* **Instructions to follow**:
Look through the lines below, find those with the word "true", and copy them.

* **Provided data**:
┌────────

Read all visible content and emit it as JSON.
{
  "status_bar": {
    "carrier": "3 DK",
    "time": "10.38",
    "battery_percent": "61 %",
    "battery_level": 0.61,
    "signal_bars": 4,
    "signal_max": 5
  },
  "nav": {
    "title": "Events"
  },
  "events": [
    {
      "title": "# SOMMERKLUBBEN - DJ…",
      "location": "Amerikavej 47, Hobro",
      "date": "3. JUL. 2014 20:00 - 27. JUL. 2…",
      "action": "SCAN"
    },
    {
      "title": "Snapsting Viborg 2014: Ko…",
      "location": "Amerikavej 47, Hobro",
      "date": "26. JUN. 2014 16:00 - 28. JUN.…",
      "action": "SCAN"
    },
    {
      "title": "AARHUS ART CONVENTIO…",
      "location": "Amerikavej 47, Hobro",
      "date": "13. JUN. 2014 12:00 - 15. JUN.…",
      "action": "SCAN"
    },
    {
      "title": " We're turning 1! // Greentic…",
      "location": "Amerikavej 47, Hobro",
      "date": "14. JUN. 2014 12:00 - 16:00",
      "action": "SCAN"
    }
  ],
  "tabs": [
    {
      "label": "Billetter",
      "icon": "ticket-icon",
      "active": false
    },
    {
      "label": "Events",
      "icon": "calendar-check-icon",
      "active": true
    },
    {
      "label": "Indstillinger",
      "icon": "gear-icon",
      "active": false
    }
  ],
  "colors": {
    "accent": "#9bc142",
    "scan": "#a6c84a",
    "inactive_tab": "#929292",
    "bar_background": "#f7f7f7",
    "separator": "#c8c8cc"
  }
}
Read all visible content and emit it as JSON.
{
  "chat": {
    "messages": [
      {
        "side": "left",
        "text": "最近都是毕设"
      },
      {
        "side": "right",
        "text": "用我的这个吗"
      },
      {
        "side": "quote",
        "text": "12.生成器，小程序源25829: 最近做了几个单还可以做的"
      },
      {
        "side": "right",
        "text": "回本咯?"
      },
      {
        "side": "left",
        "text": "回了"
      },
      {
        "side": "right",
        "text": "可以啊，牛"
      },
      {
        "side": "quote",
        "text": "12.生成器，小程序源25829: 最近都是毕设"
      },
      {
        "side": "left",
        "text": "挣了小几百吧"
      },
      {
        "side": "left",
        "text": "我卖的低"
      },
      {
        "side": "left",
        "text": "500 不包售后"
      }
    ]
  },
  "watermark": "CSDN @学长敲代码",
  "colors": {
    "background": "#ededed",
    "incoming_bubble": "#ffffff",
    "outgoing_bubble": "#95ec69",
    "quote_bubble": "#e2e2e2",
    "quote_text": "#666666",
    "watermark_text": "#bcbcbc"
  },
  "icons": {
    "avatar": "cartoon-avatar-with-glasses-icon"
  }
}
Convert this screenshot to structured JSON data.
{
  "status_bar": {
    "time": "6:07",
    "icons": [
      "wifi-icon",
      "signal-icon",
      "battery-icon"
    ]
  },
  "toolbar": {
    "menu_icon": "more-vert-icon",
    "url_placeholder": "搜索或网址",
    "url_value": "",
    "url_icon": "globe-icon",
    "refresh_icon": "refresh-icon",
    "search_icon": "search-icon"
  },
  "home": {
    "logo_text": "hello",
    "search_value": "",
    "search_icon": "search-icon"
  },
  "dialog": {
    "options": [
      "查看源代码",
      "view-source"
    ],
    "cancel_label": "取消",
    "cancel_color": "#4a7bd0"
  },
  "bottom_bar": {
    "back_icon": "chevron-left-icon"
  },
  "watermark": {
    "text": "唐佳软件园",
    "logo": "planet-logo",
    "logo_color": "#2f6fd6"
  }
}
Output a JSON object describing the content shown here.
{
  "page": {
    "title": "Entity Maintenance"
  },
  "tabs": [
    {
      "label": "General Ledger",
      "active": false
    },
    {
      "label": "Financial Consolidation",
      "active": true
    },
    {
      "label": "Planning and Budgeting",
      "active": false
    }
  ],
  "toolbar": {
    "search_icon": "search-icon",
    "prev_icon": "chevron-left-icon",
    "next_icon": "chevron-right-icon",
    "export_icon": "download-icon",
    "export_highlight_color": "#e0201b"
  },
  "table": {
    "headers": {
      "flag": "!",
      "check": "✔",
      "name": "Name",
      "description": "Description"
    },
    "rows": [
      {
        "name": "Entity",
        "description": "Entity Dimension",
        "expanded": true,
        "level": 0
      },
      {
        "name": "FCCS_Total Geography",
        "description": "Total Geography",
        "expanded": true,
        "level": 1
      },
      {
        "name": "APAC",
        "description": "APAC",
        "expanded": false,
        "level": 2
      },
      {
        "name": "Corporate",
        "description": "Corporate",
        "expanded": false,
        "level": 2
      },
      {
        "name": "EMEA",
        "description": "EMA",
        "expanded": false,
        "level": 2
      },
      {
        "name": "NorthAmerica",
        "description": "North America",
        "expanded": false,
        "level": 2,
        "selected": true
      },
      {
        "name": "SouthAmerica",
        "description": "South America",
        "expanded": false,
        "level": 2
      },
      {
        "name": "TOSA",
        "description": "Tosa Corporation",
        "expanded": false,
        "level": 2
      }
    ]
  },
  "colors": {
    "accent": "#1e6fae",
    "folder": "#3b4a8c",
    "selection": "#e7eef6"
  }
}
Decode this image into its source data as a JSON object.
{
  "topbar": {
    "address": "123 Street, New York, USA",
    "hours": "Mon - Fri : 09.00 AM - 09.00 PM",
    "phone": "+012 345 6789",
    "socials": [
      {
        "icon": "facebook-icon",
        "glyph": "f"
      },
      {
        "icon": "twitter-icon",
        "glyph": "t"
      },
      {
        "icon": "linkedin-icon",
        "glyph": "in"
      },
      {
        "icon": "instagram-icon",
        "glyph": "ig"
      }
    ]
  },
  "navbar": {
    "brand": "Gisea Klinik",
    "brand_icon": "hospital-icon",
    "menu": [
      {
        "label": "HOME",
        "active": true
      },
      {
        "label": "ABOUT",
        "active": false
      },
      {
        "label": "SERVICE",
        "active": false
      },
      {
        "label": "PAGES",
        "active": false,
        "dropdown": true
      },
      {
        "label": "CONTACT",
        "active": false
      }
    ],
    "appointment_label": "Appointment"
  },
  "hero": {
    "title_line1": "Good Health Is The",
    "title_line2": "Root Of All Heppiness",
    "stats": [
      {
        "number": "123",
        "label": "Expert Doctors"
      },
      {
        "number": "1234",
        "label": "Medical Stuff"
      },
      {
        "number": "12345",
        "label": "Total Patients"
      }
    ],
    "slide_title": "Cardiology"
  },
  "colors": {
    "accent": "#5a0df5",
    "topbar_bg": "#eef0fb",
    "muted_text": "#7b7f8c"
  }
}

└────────

* **Answer area**:
      "active": true
      "active": true
        "expanded": true,
        "expanded": true,
        "selected": true
        "active": true
        "dropdown": true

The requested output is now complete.